Overall, 19,561 (10.7%) participants reported they had a dermatologic condition, and 9645 had a total of 11,761 outpatient visits to dermatologists.

Hispanic or black participants were less likely to receive outpatient care for their dermatologic condition compared with non-Hispanic white participants (adjusted odds ratio [aOR] 0.55, 95% CI 0.49-0.61 and aOR 0.42, 95% CI 0.38-0.46, respectively). Likewise, male participants were less likely than female participants to receive dermatologic care (aOR 0.66, 95% CI 0.62-0.70).

Disparities were also found based on region as participants from the Midwest were less likely to receive dermatologic care compared with those from the Northeast (aOR 0.80, 95% CI 0.70-0.91). In addition, participants with Medicaid or Medicare coverage (aOR, 0.75; 95% CI, 0.68-0.83) or who were uninsured (aOR, 0.39; 95% CI, 0.33-0.47) were less likely to receive outpatient dermatologic care compared with privately insured participants.  

The researchers also found that increasing educational level and income were associated with higher odds of receiving outpatient care for dermatologic conditions. 

“Results of this study suggest an urgent need to further characterize potential dermatologic health care differences and improve use of outpatient dermatologic care among disadvantaged populations,” the researchers concluded.
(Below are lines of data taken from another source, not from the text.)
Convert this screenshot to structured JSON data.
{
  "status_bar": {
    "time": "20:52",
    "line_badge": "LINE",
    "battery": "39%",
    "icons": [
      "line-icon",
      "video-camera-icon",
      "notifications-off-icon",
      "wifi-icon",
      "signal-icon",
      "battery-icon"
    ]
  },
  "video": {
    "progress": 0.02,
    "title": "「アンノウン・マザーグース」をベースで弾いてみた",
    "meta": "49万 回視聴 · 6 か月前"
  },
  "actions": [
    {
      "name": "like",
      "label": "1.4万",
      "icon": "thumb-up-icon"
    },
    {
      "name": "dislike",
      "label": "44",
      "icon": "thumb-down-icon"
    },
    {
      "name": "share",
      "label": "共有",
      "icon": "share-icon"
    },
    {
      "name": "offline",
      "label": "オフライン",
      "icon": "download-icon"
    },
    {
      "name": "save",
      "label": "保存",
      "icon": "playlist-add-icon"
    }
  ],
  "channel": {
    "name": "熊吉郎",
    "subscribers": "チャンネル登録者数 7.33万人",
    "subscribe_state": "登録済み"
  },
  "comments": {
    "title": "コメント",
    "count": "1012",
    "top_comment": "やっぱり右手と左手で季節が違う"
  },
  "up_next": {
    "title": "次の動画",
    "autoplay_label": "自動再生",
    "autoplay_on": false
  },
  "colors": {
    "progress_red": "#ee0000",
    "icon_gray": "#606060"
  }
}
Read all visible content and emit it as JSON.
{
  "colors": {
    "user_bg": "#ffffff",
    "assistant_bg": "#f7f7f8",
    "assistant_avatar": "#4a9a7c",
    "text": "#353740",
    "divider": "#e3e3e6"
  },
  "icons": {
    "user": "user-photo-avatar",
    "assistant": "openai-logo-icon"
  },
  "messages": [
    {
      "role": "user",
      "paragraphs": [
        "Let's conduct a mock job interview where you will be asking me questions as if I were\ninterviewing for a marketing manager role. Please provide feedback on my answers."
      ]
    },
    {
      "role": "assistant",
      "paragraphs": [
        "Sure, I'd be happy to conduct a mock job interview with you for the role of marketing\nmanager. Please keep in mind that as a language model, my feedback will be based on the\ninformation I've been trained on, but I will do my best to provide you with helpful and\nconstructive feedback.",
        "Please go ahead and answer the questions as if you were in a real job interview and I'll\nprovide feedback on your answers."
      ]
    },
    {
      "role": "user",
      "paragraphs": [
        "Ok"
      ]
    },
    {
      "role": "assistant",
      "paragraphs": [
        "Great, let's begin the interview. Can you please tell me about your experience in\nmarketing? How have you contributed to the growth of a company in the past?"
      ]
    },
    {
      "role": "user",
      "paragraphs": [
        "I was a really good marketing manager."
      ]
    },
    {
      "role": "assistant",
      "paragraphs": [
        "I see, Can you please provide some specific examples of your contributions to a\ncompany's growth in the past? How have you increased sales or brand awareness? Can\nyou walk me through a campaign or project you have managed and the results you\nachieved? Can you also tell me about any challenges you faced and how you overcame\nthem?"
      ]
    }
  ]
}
Tripathi R, Knusel KD, Ezaldein HH, Scott JF, Bordeaux JS. Association of demographic and socioeconomic characteristics with differences in use of outpatient dermatology services in the United States [published online September 26, 2018]. JAMA Dermatol. doi:10.1001/jamadermatol.2018.3114